Fed up with the number of plastic straws, bags and single-use packaging, a Terrace resident is asking city council to consider banning the material altogether.
Leticia Kistamas gave a presentation to council on Jan. 28 accompanied by her three children and five bags full of discarded plastics. Setting them next to the podium, she asked the city to consider a bylaw to ban single-use plastic products, not immediately, but by phasing them out over the long-term.
Legislation banning single-use plastic products like plastic bags, straws and utensils have been implemented by other Canadian cities including Vancouver, Victoria, Halifax, and St. John, New Brunswick.
“I’m asking the city to make the right decision and implement strategies where we can reduce plastic waste, tackle plastic pollution and save our waters and our future,” Kistamas says. “We need to be leaders in this innovation and not wait for things to get worse.”
Kistamas began by detailing statistics to illustrate the issue of single-use plastics as not only a global issue, but a local issue as well. Her presentation included the difficulties with recycling locally, along with photos taken by her family of plastic straws, bags, and packaging littering the banks of the Skeena River.
Their family walks have turned into plastic gathering expeditions, picking up discarded materials in locations around the city, including the back of Mills Memorial Hospital and the Sande Overpass.
“My daughter had actually raised my awareness to how much plastic was out there so then I started looking into it,” Kistamas says.
As she started to research and collect statistics, her concerns about the impact that single-use plastics had on the environment grew.
Throughout her presentation, she noted several findings, including the Government of Canada’s estimation that there will be more plastic in the ocean than fish by 2050, and a report from Greenpeace that estimated Canadians generate approximately 3.24 million tonnes of plastic every year.
She argues municipalities can help lead the way to curb single-use plastic supply.
“We can’t alone depend on recycling, also companies have to take steps to reduce packaging, governments and politicians have to start putting in bylaws to ban plastic bags.”
Because the City of Terrace does not take single-use plastics curbside, she says her household looks like a “recycling facility” until she takes the products to the Do Your Part Recycling Depot in Thornhill.
“I’d like to see research to see how many people in Terrace actually takes their bags back,” she says.
In conversations with Do Your Part Recycling, Kistamas says she was told the plastic waste gets driven to Vancouver where it waits for a buyer overseas. This material used to be sold to China, the biggest importer, before changes in regulations in 2018 blocked Canadian materials from the country’s landfills.
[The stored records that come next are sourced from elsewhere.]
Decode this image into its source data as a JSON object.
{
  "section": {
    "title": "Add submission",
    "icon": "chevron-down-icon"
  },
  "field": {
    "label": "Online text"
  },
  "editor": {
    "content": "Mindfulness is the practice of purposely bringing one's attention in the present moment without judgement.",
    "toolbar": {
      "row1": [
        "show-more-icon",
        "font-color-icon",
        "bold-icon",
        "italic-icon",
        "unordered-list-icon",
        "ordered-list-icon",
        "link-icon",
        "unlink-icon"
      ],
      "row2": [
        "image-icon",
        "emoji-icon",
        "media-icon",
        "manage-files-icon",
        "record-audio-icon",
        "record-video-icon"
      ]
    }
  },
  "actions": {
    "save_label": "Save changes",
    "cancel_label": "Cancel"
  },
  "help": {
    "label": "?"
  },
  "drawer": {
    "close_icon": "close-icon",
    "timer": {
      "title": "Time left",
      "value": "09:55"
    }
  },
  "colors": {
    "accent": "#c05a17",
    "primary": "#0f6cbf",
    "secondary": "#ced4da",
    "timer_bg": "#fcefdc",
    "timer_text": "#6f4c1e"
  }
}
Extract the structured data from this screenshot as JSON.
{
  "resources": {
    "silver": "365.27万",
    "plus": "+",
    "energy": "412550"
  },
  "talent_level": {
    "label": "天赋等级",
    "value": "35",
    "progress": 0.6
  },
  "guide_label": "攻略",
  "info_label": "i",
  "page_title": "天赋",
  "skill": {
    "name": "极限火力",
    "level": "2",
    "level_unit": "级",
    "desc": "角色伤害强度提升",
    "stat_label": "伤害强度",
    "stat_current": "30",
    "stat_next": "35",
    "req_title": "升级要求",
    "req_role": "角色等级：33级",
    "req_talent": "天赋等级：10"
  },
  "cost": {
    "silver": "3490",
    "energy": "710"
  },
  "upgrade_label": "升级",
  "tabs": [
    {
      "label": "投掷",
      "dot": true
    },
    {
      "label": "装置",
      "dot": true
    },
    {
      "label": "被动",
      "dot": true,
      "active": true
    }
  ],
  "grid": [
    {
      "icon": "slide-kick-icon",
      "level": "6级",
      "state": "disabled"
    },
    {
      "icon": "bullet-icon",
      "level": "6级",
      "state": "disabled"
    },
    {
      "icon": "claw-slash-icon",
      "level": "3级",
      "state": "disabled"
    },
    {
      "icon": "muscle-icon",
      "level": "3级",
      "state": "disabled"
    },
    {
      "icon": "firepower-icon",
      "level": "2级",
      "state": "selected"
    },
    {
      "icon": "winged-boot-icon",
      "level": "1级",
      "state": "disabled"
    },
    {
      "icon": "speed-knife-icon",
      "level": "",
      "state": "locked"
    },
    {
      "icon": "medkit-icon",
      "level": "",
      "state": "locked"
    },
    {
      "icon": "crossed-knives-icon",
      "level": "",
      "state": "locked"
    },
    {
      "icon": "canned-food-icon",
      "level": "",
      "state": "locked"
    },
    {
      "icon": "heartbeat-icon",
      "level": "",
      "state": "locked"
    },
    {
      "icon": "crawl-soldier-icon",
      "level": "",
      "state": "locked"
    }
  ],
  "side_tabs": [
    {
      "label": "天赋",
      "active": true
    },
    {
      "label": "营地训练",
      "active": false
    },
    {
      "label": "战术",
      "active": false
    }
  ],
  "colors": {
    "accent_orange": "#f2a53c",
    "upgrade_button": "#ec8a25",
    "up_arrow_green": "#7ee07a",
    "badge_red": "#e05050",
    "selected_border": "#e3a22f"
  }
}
So with nowhere to go, Canada has looked to other Asian markets like Malaysia, but Kistamas argues those countries aren’t able to properly maintain the landfills to prevent materials from ending up in the oceans. She showed images from Greenpeace of the mountains of plastic packaging dumped near palm plantations and near waterways south of Malaysia’s capital.
“We can’t alone depend on recycling, also companies have to make steps businesses to reduce packaging, governments and politicians have to start putting in bylaws to ban plastic bags.”
She says she has spoken with and gained support from several local businesses, including Save-on-Foods, Safeway, Misty River Books, New Age Insight, and All-Star shoes. Save-on-Foods charge consumers five cents per plastic bag as an environmental initiative to encourage the purchase of reusable bags, Safeway does not.
“This issue is very important to me as I am a mother of three young children and I want to make sure we secure a sustainable for future for them,” Kistamas details in her report.
Council received the report for information and will further the request to the Regional District of Kitimat-Stikine and its Public Technical Advisory Committee (PTAC) after voicing concerns about the complications and feasibility of implementing a city-wide ban.
“My real concern is that our waste management facility is a regional facility…[RDKS] are better suited, I think, to conduct the research required to as to how this issue should be dealt with, and they are in a better position to roll it out,” says Coun. James Cordeiro, adding that the RDKS is already aware of the problem with single-use plastics.
“The alternative to [changing supply] is to try and educate people and influence demand on these products. ultimately if consumers stop taking plastic bags, if consumers start refusing plastic cutlery, stores won’t carry them…. people can start doing this themselves right away,” he said.